This notion exists at the same time that girls’ bodies are treated as a danger and a heavy temptation. At the Orthodox temple I attended, my sister and I had to cover our shoulders and show minimal skin because of the belief that our bodies were not holy and should not be visible in holy places. Since most traditional religions are patriarchal, it follows that as a woman I would be viewed in a humiliating way, but subconsciously rules like this instill in girls the belief that as a woman, your body is bulky and should be covered.
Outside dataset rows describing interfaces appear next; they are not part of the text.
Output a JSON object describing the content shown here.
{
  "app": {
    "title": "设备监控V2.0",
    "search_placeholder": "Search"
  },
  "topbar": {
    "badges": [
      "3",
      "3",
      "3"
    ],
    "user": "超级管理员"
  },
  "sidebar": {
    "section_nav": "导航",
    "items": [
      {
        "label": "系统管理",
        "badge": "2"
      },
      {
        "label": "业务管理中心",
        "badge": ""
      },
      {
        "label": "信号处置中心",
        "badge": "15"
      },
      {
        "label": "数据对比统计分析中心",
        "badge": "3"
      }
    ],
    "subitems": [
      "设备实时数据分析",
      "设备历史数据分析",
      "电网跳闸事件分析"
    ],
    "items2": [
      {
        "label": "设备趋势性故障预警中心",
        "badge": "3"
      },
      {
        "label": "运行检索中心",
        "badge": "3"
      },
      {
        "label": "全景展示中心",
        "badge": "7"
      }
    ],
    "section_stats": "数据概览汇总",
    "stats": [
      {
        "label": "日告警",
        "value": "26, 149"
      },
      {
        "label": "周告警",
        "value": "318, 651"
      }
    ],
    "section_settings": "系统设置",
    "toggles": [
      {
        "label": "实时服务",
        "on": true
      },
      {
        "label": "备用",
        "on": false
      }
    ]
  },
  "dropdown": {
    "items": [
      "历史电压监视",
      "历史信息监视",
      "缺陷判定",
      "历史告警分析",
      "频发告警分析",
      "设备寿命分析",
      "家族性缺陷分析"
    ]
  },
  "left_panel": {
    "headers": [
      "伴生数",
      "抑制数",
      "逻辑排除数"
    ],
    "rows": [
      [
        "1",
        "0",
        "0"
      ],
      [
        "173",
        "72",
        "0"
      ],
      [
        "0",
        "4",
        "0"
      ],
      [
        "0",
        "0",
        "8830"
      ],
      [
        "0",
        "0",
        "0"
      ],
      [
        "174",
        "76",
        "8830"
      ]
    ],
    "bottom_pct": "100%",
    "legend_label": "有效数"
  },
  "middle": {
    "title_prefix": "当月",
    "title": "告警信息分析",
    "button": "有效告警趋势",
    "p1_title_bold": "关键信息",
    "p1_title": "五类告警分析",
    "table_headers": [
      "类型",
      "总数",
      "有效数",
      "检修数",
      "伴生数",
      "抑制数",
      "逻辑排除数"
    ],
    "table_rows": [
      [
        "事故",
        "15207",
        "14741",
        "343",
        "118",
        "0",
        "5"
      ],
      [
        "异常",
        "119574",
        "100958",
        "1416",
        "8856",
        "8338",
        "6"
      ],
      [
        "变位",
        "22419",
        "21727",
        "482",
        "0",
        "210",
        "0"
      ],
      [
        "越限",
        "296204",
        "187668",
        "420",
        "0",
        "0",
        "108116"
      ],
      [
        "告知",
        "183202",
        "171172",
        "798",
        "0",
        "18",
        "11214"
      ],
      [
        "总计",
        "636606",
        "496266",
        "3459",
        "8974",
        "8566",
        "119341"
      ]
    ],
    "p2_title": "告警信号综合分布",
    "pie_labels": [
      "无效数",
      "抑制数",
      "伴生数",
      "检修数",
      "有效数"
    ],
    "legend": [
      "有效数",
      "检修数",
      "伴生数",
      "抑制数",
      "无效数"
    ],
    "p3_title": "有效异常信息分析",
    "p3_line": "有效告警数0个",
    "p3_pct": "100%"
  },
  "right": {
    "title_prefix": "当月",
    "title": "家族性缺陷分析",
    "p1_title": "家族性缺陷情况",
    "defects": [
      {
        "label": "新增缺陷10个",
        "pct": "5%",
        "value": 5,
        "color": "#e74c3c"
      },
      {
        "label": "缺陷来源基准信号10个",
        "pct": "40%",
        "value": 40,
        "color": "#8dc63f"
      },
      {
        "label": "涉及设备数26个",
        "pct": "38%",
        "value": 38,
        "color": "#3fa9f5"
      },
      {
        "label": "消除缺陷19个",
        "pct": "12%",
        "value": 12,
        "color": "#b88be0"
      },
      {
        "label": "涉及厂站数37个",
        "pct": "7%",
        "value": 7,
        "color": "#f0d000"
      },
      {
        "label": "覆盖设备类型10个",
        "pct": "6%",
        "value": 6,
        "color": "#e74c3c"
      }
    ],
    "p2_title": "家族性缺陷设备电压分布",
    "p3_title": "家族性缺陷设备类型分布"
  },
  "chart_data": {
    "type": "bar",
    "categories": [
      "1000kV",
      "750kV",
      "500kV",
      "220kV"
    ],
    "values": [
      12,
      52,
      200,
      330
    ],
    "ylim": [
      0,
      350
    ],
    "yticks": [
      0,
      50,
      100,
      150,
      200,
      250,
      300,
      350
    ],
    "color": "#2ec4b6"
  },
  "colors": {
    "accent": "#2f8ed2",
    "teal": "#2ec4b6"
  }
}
Although I no longer participate in an organized religion, it is essential to control the female body through dress codes. Last week, after I had just arrived at school, the first interaction I had was being berated by a teacher for what I was wearing. He asked, “Did you get the memo about not showing your belly at school?” I was wearing my brother’s sweatpants that day, which were loose on me and slipped to reveal an inch of skin. I’m so tired of dressing and straightening up thinking about my body as something that deserves unwanted attention and scolding. Like gender, sexuality is something other people press me for. I didn’t wear my brother’s sweatpants to sexualize myself. I wore them because they were comfortable. This example is indicative of a larger problem: My brother has the privilege of wearing what he wants, while I don’t have the same privilege because boys may find my clothes âprovocativeâ or âdistractingâ. Instead of perpetuating the masculine gaze by reinforcing the phrase “boys will be boys”, why not hold boys responsible for not sexualizing their classmates?
It is commonly accepted that inequality problems are separate and can be solved separately. But this is incorrect. Sexism and environmental injustice are closely linked. The Earth is exploited in the same way as women. The Earth has been deforested, polluted, burned, destroyed, drilled and mined; Earth has been violated.
The Incels – the online community of men who express their frustration at their inability to sexually attract women – reflects the attitude we, as a society, have taken towards Earth. The incels feel that women owe them sex, that it is their birthright. Likewise, our patriarchal society views the Earth as an abundance to which humanity is entitled. This is yet another contradiction of the patriarchy. Men feel allowed to have sex while girls feel ashamed of their sexuality.
The masculine gaze can separate a pair of twins, but I cannot separate it completely from my identity. I know that I will probably spend most of my life purging myself of the male gaze, and I am waiting for the person I will be when I have learned to love myself without the conditions that patriarchy has placed on me.
Aviva Nathan will attend United World College as a junior this fall. Contact her at [email protected]